The Oseberg field centre in the Norwegian continental shelf. Photo: Harald Petterson/Statoil
Dagens Naerinsliv, citing a labour representative, said the cuts would hit engineering staff, particularly those drilling and maintaining wells, as well as administrative staff.
"We are working on reinforcing the productivity within the company and that could have consequences in terms of jobs but it is too early to speculate on their number," Statoil spokesman Jannik Lindbaek told AFP.
The cuts are part of a programme to generate $1.7 billion in annual savings from 2016 that Statoil announced last year when oil prices were still above $100 per barrel.
Oil prices have since fallen to under $50 per barrel, pushing energy companies to accelerate cost-cutting measures and suspend or scale back investment.
In February, when it announced annual profits had been slashed in half due to tumbling oil prices and heavy write-downs, Statoil also announced a 10 percent cut in its $20 billion-investment budget for this year.

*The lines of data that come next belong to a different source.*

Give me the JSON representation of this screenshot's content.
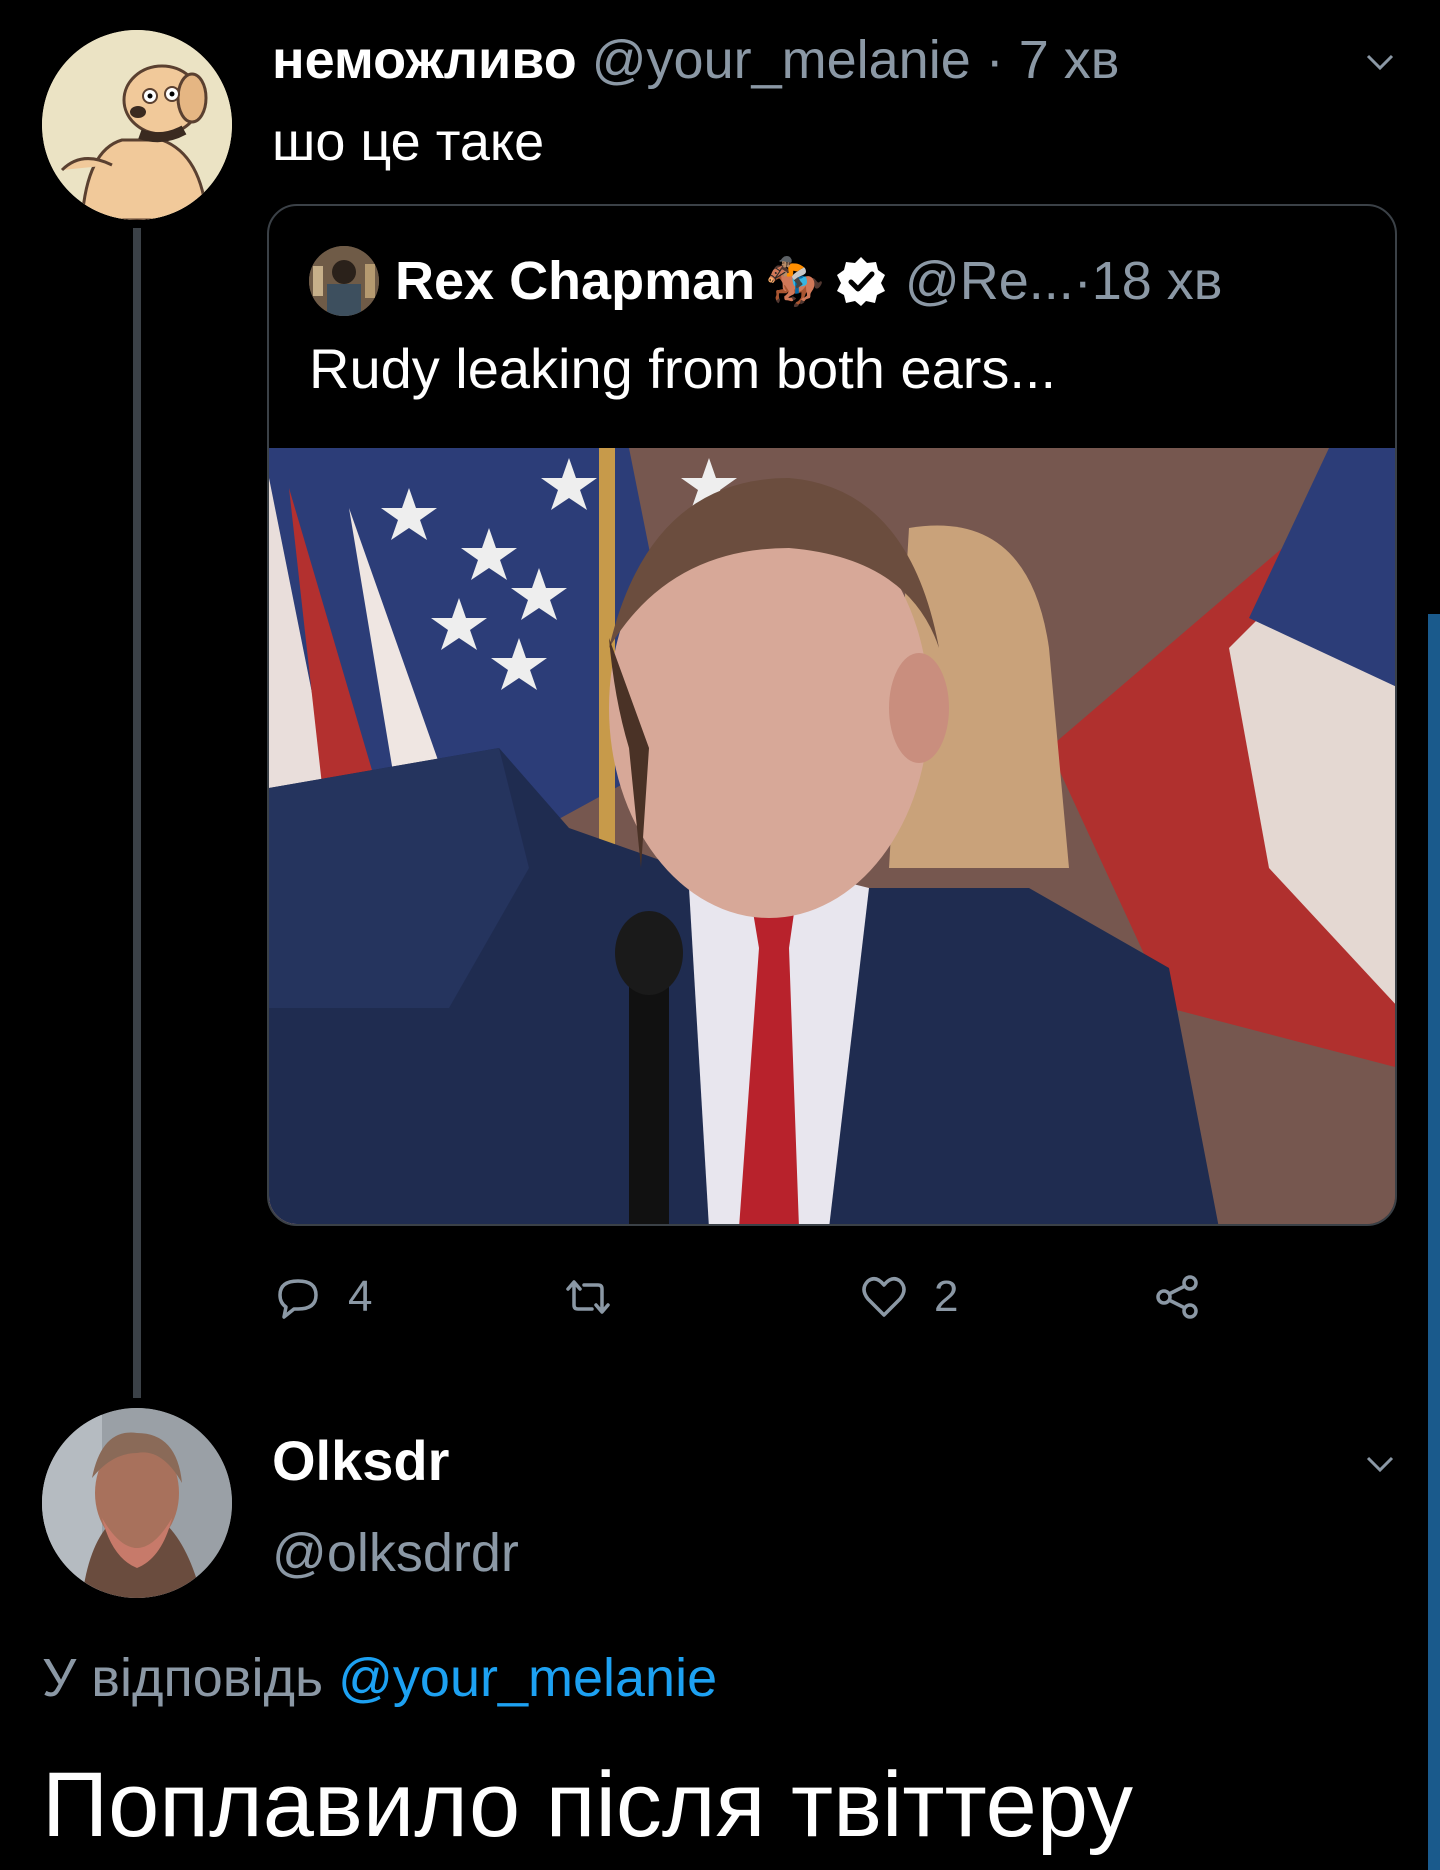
{
  "tweet1": {
    "author_name": "неможливо",
    "author_handle": "@your_melanie",
    "separator": " · ",
    "time": "7 хв",
    "text": "шо це таке",
    "quote": {
      "author_name": "Rex Chapman",
      "emoji": "🏇🏽",
      "author_handle": "@Re...",
      "separator": " · ",
      "time": "18 хв",
      "text": "Rudy leaking from both ears..."
    },
    "actions": {
      "reply_count": "4",
      "retweet_count": "",
      "like_count": "2"
    }
  },
  "tweet2": {
    "author_name": "Olksdr",
    "author_handle": "@olksdrdr",
    "reply_prefix": "У відповідь ",
    "reply_mention": "@your_melanie",
    "text": "Поплавило після твіттеру"
  },
  "colors": {
    "background": "#000000",
    "secondary_text": "#8b98a5",
    "link": "#1da1f2",
    "border": "#3b4147"
  }
}
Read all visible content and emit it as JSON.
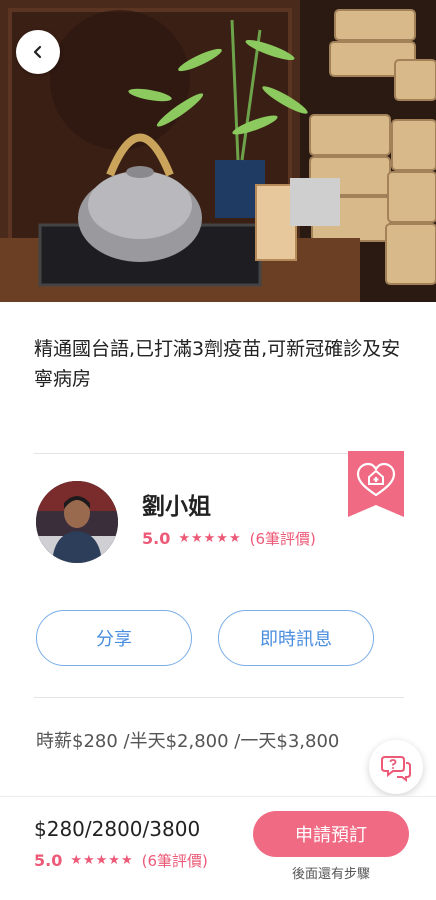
{
  "profile": {
    "description": "精通國台語,已打滿3劑疫苗,可新冠確診及安寧病房",
    "name": "劉小姐",
    "rating_score": "5.0",
    "rating_stars": "★★★★★",
    "rating_count": "(6筆評價)"
  },
  "actions": {
    "share_label": "分享",
    "message_label": "即時訊息"
  },
  "pricing": {
    "rates_line": "時薪$280 /半天$2,800 /一天$3,800",
    "summary": "$280/2800/3800"
  },
  "booking": {
    "button_label": "申請預訂",
    "hint": "後面還有步驟"
  },
  "colors": {
    "accent_pink": "#f06a83",
    "rating_pink": "#ec5a77",
    "link_blue": "#4a8ede"
  },
  "icons": {
    "back": "chevron-left-icon",
    "badge": "heart-home-icon",
    "chat": "chat-help-icon"
  }
}
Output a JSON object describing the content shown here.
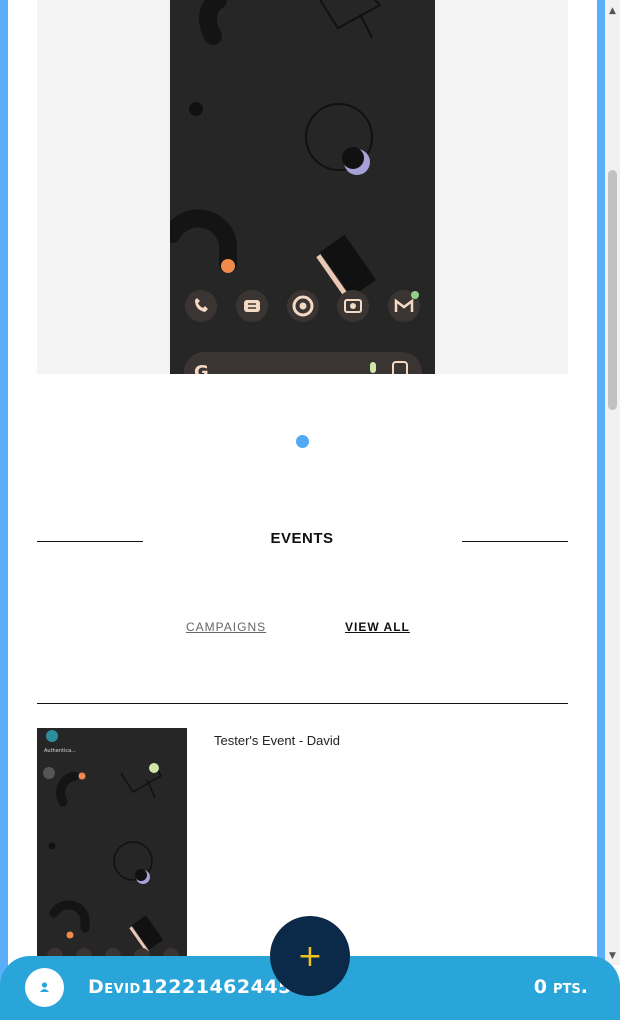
{
  "carousel": {
    "dock_icons": [
      "phone-icon",
      "messages-icon",
      "chrome-icon",
      "camera-icon",
      "gmail-icon"
    ],
    "search_bar_icons": [
      "google-g-icon",
      "mic-icon",
      "lens-icon"
    ],
    "active_slide_indicator_color": "#53a9f4"
  },
  "events": {
    "heading": "EVENTS",
    "tabs": {
      "campaigns": "CAMPAIGNS",
      "view_all": "VIEW ALL"
    },
    "list": [
      {
        "title": "Tester's Event - David",
        "thumb_label": "Authentica..."
      }
    ]
  },
  "bottom_bar": {
    "username": "Devid12221462445",
    "points_value": "0",
    "points_unit": "pts.",
    "fab_icon": "plus-icon",
    "bar_color": "#2aa5d9",
    "fab_color": "#0b2a4a"
  }
}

Statoil, which went into the red in the second half of the year, also warned in February that an 8 percent cut in staff levels last year to 22,500 could be followed by further staff reductions.